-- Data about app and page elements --

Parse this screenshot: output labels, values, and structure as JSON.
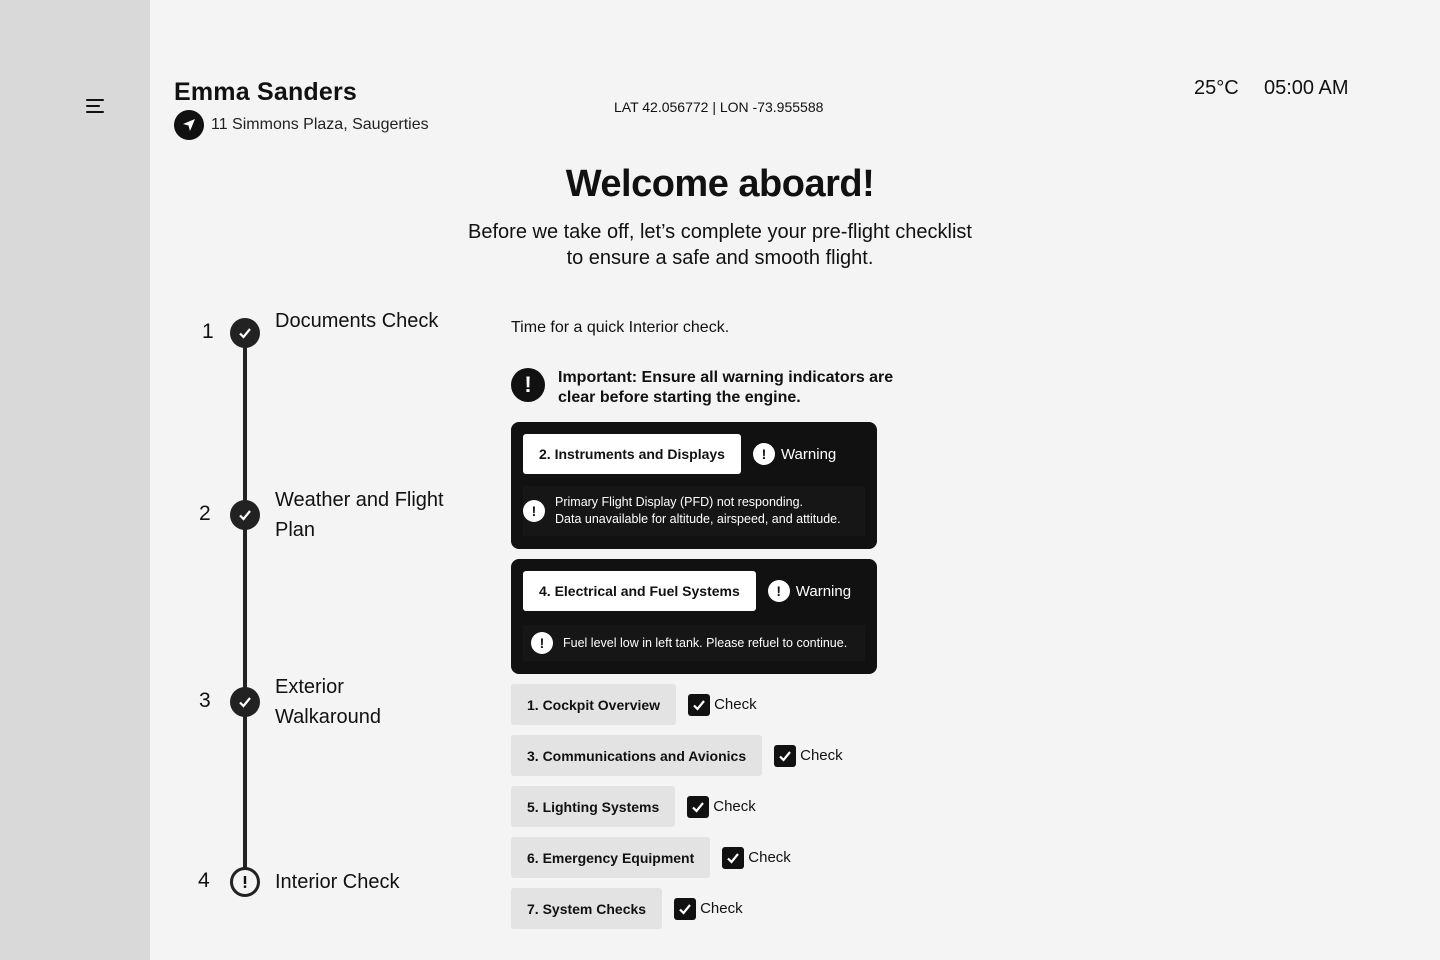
{
  "header": {
    "user_name": "Emma Sanders",
    "location": "11 Simmons Plaza, Saugerties",
    "coordinates": "LAT 42.056772 | LON -73.955588",
    "temperature": "25°C",
    "time": "05:00 AM"
  },
  "hero": {
    "title": "Welcome aboard!",
    "subtitle_line1": "Before we take off, let’s complete your pre-flight checklist",
    "subtitle_line2": "to ensure a safe and smooth flight."
  },
  "steps": [
    {
      "number": "1",
      "label": "Documents Check",
      "status": "complete"
    },
    {
      "number": "2",
      "label": "Weather and Flight Plan",
      "status": "complete"
    },
    {
      "number": "3",
      "label": "Exterior Walkaround",
      "status": "complete"
    },
    {
      "number": "4",
      "label": "Interior Check",
      "status": "warning"
    }
  ],
  "main": {
    "intro": "Time for a quick Interior check.",
    "important": "Important: Ensure all warning indicators are clear before starting the engine.",
    "warnings": [
      {
        "title": "2. Instruments and Displays",
        "status": "Warning",
        "message_line1": "Primary Flight Display (PFD) not responding.",
        "message_line2": "Data unavailable for altitude, airspeed, and attitude."
      },
      {
        "title": "4. Electrical and Fuel Systems",
        "status": "Warning",
        "message_line1": "Fuel level low in left tank. Please refuel to continue."
      }
    ],
    "checks": [
      {
        "title": "1. Cockpit Overview",
        "status": "Check"
      },
      {
        "title": "3. Communications and Avionics",
        "status": "Check"
      },
      {
        "title": "5. Lighting Systems",
        "status": "Check"
      },
      {
        "title": "6. Emergency Equipment",
        "status": "Check"
      },
      {
        "title": "7. System Checks",
        "status": "Check"
      }
    ]
  },
  "colors": {
    "sidebar": "#d9d9d9",
    "background": "#f4f4f4",
    "dark": "#111111"
  }
}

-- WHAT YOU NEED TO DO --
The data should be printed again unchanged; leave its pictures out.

-- ANSWER SPACE --
Parse this screenshot: output labels, values, and structure as JSON.
{
  "header": {
    "user_name": "Emma Sanders",
    "location": "11 Simmons Plaza, Saugerties",
    "coordinates": "LAT 42.056772 | LON -73.955588",
    "temperature": "25°C",
    "time": "05:00 AM"
  },
  "hero": {
    "title": "Welcome aboard!",
    "subtitle_line1": "Before we take off, let’s complete your pre-flight checklist",
    "subtitle_line2": "to ensure a safe and smooth flight."
  },
  "steps": [
    {
      "number": "1",
      "label": "Documents Check",
      "status": "complete"
    },
    {
      "number": "2",
      "label": "Weather and Flight Plan",
      "status": "complete"
    },
    {
      "number": "3",
      "label": "Exterior Walkaround",
      "status": "complete"
    },
    {
      "number": "4",
      "label": "Interior Check",
      "status": "warning"
    }
  ],
  "main": {
    "intro": "Time for a quick Interior check.",
    "important": "Important: Ensure all warning indicators are clear before starting the engine.",
    "warnings": [
      {
        "title": "2. Instruments and Displays",
        "status": "Warning",
        "message_line1": "Primary Flight Display (PFD) not responding.",
        "message_line2": "Data unavailable for altitude, airspeed, and attitude."
      },
      {
        "title": "4. Electrical and Fuel Systems",
        "status": "Warning",
        "message_line1": "Fuel level low in left tank. Please refuel to continue."
      }
    ],
    "checks": [
      {
        "title": "1. Cockpit Overview",
        "status": "Check"
      },
      {
        "title": "3. Communications and Avionics",
        "status": "Check"
      },
      {
        "title": "5. Lighting Systems",
        "status": "Check"
      },
      {
        "title": "6. Emergency Equipment",
        "status": "Check"
      },
      {
        "title": "7. System Checks",
        "status": "Check"
      }
    ]
  },
  "colors": {
    "sidebar": "#d9d9d9",
    "background": "#f4f4f4",
    "dark": "#111111"
  }
}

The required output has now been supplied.